As horse temperament typing has become more popular, and as more people become interested in being in better “Horse Harmony,” I am being asked some pretty tough questions.
And I am so pleased! The fact that tough questions are being thrown my way means that people truly want to learn more about horse temperament typing, and are really questioning the validity of being able understand, manage, feed, and train their horses based on temperament.
One of the most common questions that people ask me is, “Does temperament typing a horse limit him by putting him in a box?” That’s a great question, and I’d like to take that opportunity to answer it here.
Does Temperament Typing Put a Horse “In a Box”?
At first blush the answer would seem to be “Yes!” After all, we are talking about taking a horse and pigeon-holing him in a particular type, which would seem to put him “in a box,” so to speak.
But the true answer to the question is, “No.” In fact, correctly temperament typing a horse actually gives the horse the freedom to be who he truly is rather than limiting his expression.
Let me give you an example. I recently typed a Warmblood gelding destined to be a dressage horse as a Wood temperament type. If you have any experience with Wood-type horses, then you know that the Wood horse likes challenge, variety, and, most of all, winning. Wood temperament horses can also be rough, tough, and ready-to-go.
Thus making a Wood type horse a dressage horse can be a challenge. Impossible? Nope. Difficult? Maybe. Actually, probably. Because the Wood personality isn’t a natural match for the refinement and controlled movement of dressage, this gelding’s rider may need to introduce dressage moves in between more challenging activities, like jumping or chasing cows. Another option would be to jump the Wood horse around a course a few times until he feels fulfilled, and then practice a few 20 meter circles and shoulder-in moves.
At a show, this gelding’s rider may need to jump a few jumps to keep the horse happy, then dash into the dressage arena and do the test before the horse loses focus and attention. As a reward, the rider can then take the horse around a few more jumps after the dressage test is complete, hopefully without any bucking or other Wood-type protestations.
Taking Breed into Consideration
In this same example, one of the “saving graces” of this Wood gelding is that he is a Warmblood.

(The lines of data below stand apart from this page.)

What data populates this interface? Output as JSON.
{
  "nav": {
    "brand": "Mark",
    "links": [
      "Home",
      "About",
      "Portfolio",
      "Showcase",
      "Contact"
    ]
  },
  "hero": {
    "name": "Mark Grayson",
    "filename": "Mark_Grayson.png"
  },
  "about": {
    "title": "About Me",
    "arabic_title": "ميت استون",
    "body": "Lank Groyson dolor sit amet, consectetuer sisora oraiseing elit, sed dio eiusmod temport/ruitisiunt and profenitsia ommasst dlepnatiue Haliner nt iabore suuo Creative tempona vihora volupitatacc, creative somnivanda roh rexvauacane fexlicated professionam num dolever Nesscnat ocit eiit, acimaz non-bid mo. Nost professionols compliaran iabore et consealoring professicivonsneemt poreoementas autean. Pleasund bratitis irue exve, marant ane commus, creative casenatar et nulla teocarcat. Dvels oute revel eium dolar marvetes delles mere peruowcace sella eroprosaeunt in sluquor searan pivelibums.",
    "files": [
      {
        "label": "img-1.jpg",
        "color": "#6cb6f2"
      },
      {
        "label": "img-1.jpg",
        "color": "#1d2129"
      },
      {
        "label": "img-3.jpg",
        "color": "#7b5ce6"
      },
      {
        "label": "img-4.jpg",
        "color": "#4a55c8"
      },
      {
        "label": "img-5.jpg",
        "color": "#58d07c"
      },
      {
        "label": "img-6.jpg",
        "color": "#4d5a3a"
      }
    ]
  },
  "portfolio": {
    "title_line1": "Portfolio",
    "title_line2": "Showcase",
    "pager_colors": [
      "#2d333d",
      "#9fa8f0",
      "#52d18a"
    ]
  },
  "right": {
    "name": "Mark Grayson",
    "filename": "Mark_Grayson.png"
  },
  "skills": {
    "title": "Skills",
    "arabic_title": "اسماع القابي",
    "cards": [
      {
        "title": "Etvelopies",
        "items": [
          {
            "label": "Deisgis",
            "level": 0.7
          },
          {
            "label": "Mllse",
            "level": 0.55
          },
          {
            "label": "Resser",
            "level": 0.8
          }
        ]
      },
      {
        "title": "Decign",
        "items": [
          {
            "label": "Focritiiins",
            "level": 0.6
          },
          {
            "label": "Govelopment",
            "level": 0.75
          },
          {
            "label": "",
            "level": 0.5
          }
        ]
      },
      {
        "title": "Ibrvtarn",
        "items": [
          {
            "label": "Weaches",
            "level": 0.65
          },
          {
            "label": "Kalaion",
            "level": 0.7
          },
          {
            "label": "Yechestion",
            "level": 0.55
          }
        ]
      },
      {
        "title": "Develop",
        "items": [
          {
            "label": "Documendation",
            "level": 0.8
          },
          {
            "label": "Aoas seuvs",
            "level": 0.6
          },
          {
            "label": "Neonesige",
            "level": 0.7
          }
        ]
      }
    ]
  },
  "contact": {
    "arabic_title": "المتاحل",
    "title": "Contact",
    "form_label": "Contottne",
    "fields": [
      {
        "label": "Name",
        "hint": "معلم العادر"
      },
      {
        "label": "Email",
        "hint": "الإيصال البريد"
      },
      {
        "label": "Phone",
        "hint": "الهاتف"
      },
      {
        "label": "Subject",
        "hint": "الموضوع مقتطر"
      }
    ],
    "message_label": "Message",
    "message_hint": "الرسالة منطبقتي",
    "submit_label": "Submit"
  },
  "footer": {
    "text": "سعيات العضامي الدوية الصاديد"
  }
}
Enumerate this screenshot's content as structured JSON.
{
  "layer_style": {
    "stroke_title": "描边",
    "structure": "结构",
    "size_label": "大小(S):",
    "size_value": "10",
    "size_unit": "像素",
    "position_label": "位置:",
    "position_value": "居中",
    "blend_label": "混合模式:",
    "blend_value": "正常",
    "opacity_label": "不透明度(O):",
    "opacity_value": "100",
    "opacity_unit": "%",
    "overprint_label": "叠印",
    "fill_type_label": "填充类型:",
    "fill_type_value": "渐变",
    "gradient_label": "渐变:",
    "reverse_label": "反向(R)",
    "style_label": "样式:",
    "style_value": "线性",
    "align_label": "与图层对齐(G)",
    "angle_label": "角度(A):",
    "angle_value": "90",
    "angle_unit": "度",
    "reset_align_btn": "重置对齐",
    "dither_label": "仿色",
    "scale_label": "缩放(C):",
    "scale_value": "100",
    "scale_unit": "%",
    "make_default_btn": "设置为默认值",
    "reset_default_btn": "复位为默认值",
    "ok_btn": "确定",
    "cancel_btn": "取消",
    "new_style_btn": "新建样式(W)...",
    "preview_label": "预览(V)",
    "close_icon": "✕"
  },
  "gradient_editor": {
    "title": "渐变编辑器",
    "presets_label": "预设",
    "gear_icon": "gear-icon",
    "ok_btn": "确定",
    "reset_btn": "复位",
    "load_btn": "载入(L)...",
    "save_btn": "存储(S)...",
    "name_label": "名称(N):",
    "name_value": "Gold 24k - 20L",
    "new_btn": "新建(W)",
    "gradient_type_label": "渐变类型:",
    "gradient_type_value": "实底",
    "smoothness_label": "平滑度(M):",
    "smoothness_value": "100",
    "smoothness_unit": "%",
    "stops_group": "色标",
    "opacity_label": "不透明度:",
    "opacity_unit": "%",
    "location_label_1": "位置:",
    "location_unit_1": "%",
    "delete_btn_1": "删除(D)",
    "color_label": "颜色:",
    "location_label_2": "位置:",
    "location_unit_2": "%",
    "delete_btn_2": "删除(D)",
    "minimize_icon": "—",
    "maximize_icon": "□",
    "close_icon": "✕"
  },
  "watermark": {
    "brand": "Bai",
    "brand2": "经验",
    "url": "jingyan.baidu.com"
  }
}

Because Warmbloods tend to be less energetic than some other breeds, such as Arabians or Thoroughbreds, this gelding is likely to be a less challenging Wood temperament. Compared to other Warmbloods of different temperaments, he will still be more of natural-born thrill-seeker and more energetic, but his laid-back Warmblood nature will allow him to fight less and accept more.
Temperament Typing = Freedom
Handled correctly and given enough freedom to express his desire for action and challenge, this Warmblood gelding can certainly compete successfully as a dressage horse.
However, if you try to stifle his natural energetic impulses by confining him to the dressage ring, this gelding will end up a real handful. He may entertain ideas of bucking, rearing, dumping his rider at regular intervals, and avoiding being caught at any or all times.
This gelding needs a firm hand with regard to discipline, as well as plenty of room to play rough during his off hours. He needs to see a variety of challenging work, and be ridden regularly. Given these, he will happily do some dressage tests, and do them well.
By temperament typing this gelding as a Wood and by giving him the freedom to “blow off steam” at regular intervals, this horse gets to be free. Rather than being pigeon-holed by his temperament type as “aggressive” or “uncooperative,” this gelding gets the proper handling he needs to be who he is … and to be in harmony with his human’s desire to show in the dressage ring.
As you can see, temperament typing isn’t an attempt to short-cut training time or put a horse in a box. What temperament typing does is allow a person to look at a horse and predict the factors that will allow a horse to be most successful in a chosen discipline. Typing also allows a person to see when a horse is simply not a match for a selected discipline. Some Wood type horses, especially in the more energetic breeds, will not do well in the dressage arena unless a person is willing to go to extraordinary measures way above the norm. In those cases, you have to ask yourself,
“How far am I willing to go to make this work for us?”
Know what I mean?